The hoopla surfacing over the unauthorized use of a copyrighted tattoo that is prominently featured in the Hangover II movie sets the stage for examining the elements of a strong copyright claim. Elements of a strong copyright infringement claim are: 1) is the work original and vested with copyright protection; 2) was the work copied; and 3) was the work copied without authorization.
- Is the tattoo an original work vested with copyright protection? Copyright protection is automatically vested in an original work that has been fixed in a tangible form. A tattoo is ‘fixed’ and if the design is original, then there isn’t any reason why it wouldn’t be covered by copyright protection. In this instance, the tattoo artist claims that he created the design. Hopefully he did. However, one way that the movie studio may try to overcome this claim of originality is by researching ancient or historical tattoo patterns. If for example, this tattoo was common among Maori-warriors, Samurai or some other ancient sect, tribe or culture… then the artist’s claim of originality could be trumped depending on how unique and original his version is.
- Was the tattoo copied? You bet. Rather blatantly… and from what I’ve read the exact copying of Mike Tyson’s tattoo is an element of the movie plot. I just took a look at online photos of the movie character and Mike Tyson for comparison… and the tattoos are virtually identical. (looks better on Tyson, though).
- Was the tattoo copied without authorization?

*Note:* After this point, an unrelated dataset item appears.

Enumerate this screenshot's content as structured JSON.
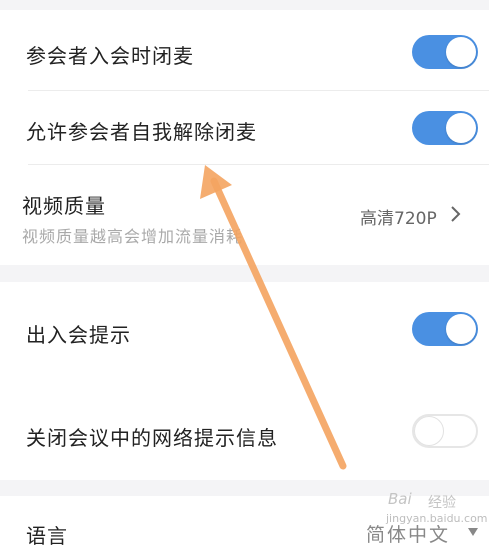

The artist claims that he didn’t authorize the use.
As unexpected as it might seem, this has the makings of a strong copyright infringement claim. I’m rooting for the tattoo artist… and I hope he negotiates a solid settlement.
The case is: Whitmill v. Warner Bros. Entertainment Inc. –> see Warner Bros. response at http://www.nytimes.com/interactive/2011/05/21/business/media/20110521tattoo-case-warner-brothers.html AND see also http://dockets.justia.com; @iplegalfreebies and www.kasterlegal.com.
BY: Vanessa Kaster, Esq., LL.M.